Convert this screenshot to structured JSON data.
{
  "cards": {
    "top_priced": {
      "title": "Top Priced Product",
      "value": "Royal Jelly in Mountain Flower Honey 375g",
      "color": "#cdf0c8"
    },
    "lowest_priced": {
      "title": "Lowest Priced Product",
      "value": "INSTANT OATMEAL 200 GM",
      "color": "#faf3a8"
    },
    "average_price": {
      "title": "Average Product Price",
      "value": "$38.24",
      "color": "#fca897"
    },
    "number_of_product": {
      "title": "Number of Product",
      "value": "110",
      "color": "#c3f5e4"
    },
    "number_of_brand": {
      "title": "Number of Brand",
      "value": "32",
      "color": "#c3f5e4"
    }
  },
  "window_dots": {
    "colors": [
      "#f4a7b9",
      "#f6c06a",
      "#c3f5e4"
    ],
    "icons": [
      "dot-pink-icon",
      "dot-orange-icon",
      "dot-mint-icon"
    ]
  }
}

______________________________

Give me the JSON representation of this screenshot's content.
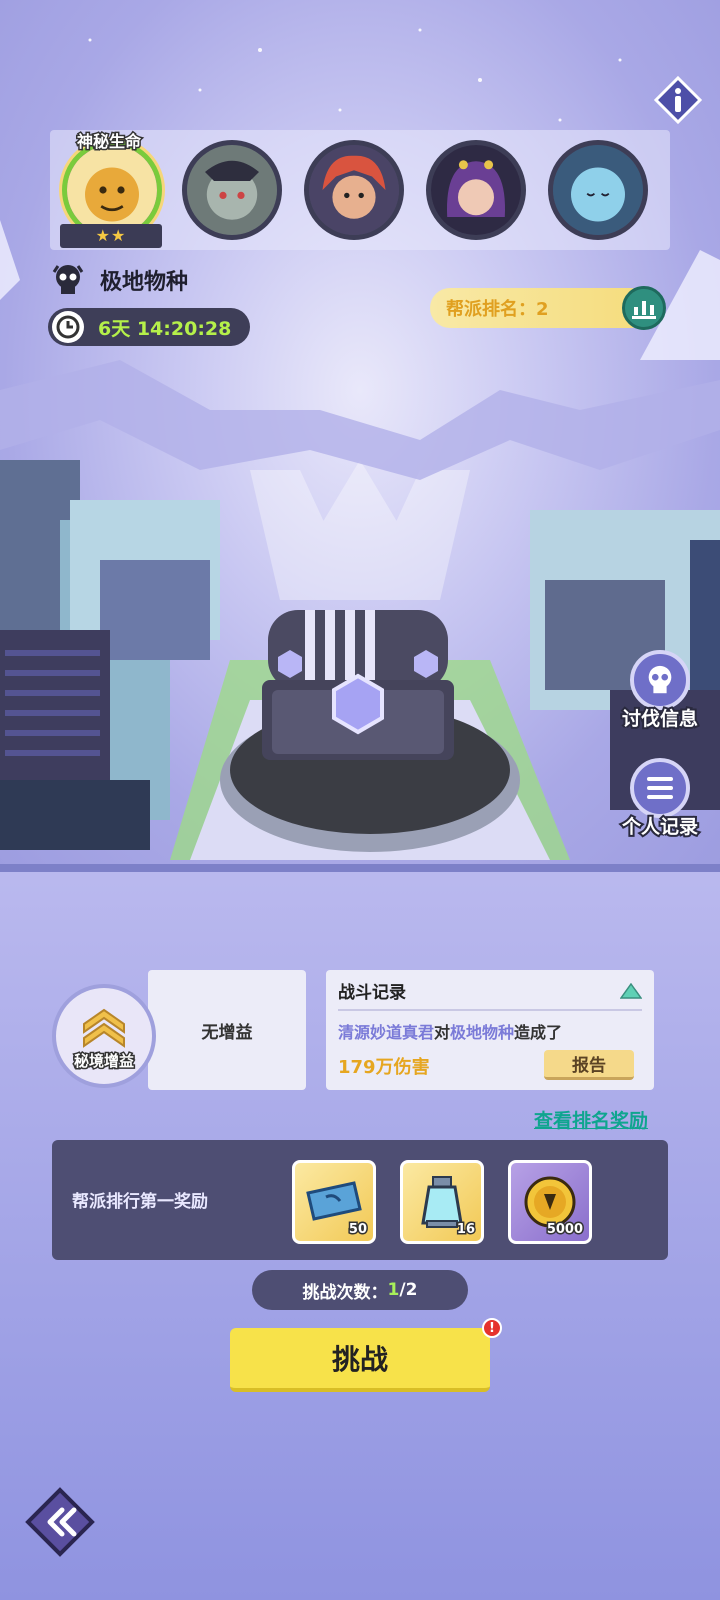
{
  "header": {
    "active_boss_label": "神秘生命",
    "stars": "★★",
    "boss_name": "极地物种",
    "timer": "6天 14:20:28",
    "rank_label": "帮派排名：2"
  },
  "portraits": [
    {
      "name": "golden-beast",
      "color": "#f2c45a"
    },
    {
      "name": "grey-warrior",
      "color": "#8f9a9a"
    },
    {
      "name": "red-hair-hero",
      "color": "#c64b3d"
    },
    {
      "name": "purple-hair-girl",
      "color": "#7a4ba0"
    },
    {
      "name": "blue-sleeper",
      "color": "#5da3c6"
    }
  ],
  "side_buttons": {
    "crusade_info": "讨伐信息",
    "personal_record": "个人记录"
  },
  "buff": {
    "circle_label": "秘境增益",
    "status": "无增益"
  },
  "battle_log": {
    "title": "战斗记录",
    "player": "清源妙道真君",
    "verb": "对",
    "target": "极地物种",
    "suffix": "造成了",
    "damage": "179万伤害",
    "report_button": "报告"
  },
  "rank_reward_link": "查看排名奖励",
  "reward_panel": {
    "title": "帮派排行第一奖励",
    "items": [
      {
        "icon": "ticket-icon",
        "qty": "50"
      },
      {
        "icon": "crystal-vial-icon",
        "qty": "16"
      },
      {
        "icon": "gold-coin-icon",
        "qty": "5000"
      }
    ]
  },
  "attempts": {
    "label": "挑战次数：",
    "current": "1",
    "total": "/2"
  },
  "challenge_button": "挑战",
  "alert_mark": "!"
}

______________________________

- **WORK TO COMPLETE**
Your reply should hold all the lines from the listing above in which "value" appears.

- **RESPONSE FOR THIS EXERCISE**
      "value": "Royal Jelly in Mountain Flower Honey 375g",
      "value": "INSTANT OATMEAL 200 GM",
      "value": "$38.24",
      "value": "110",
      "value": "32",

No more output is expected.